Russia has agreed to keep vital Syria aid corridor open for another six months – not a year, as many U.N. Security Council members have demanded.
Image Credit: Sergey Guneev / Associated Press
By AP News, Team MEB
As the U.N. Security Council prepares to vote Thursday on humanitarian aid deliveries to rebel-held northwest Syria from Turkey, Russia agreed to continue such deliveries but only for six months — not a year, as many U.N. Security Council members, Secretary-General Antonio Guterres and more than 30 nongovernmental groups want.
Russia proposed amendments to a draft resolution by Ireland and Norway reducing their year-long time frame for deliveries. Council diplomats said consultations were continuing late Wednesday to see if a compromise could be reached.
The Security Council scheduled a vote for Thursday morning. If no compromise appeared, the draft resolution by Ireland and Norway to extend cross-border deliveries for 12 months would be voted on first.
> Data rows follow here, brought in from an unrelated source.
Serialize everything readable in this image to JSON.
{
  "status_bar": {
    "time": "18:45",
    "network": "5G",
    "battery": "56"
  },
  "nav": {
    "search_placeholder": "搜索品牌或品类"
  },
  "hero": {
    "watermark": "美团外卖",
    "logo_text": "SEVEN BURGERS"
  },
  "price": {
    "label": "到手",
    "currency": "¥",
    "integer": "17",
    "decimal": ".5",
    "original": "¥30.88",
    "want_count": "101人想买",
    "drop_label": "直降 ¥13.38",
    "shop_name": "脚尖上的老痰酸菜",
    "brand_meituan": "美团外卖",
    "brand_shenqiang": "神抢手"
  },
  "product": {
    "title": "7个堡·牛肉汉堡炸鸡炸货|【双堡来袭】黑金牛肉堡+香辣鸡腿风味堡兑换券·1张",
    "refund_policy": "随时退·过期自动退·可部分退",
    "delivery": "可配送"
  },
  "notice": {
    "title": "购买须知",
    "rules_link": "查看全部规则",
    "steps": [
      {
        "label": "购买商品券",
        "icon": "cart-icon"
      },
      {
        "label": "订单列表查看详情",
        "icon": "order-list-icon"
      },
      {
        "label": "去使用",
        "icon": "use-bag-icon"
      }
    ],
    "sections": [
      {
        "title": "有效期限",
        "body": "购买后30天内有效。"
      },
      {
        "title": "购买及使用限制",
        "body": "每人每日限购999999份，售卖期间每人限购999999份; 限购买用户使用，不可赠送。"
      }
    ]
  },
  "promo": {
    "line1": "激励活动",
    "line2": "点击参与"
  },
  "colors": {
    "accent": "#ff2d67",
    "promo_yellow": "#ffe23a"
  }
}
If it failed to get nine votes, or was vetoed by Russia, the Russian resolution with a six-month extension would then be put to a vote.
In early July 2020, China and Russia vetoed a U.N. resolution that would have maintained two border crossing points from Turkey to deliver humanitarian aid to Idlib. Days later, the council authorized the delivery of aid through just one of those crossings, Bab al-Hawa. That one-year mandate was extended for a year on July 9, 2021, and expires this Sunday.
The Russian proposal called for increased efforts to ensure “full, safe and unhindered” deliveries of humanitarian assistance across conflict lines within Syria, according to the Russian draft obtained Wednesday by The Associated Press.
It also would authorize the establishment of “a special working group” comprising concerned council members, major donors, interested regional parties and representatives of international humanitarian agencies “in order to regularly review and follow-up on the implementation of this resolution.”
Neither of those proposals were in the Ireland-Norway draft resolution.
Northwest Idlib is the last rebel-held bastion in Syria and al Qaida-linked Hayat Tahrir al-Sham is the strongest insurgent group in the region. The U.N. said last week that the first 10 years of the Syrian conflict, which started in 2011, killed more than 300,000 civilians — the highest official estimate of civilian casualties.
In a letter to Security Council ambassadors obtained Wednesday by the AP, former International Criminal Court chief prosecutor Luis Moreno Ocampo warned that by approving cross-border deliveries to northwest Syria, council members “could find themselves materially supporting a U.N.-designated terrorist organization.”
He said northwest Syria “is controlled by Al Nusra, a U.N. designated terrorist organization affiliated with al Qaida and currently called Hayat Tahrir al-Sham.”
Any support to a “terrorist organization, including humanitarian assistance,” is prohibited by previous U.N. Security Council resolutions, Ocampo said.
To avoid a “flagrant violation” of its resolutions, he said the Security Council should have the operation monitoring cross-border deliveries confirm that the al Qaida-linked groups “are not involved in implementing humanitarian aid” or remove Al Nusra-Hayat Tahrir al-Sham from the “terrorist” list.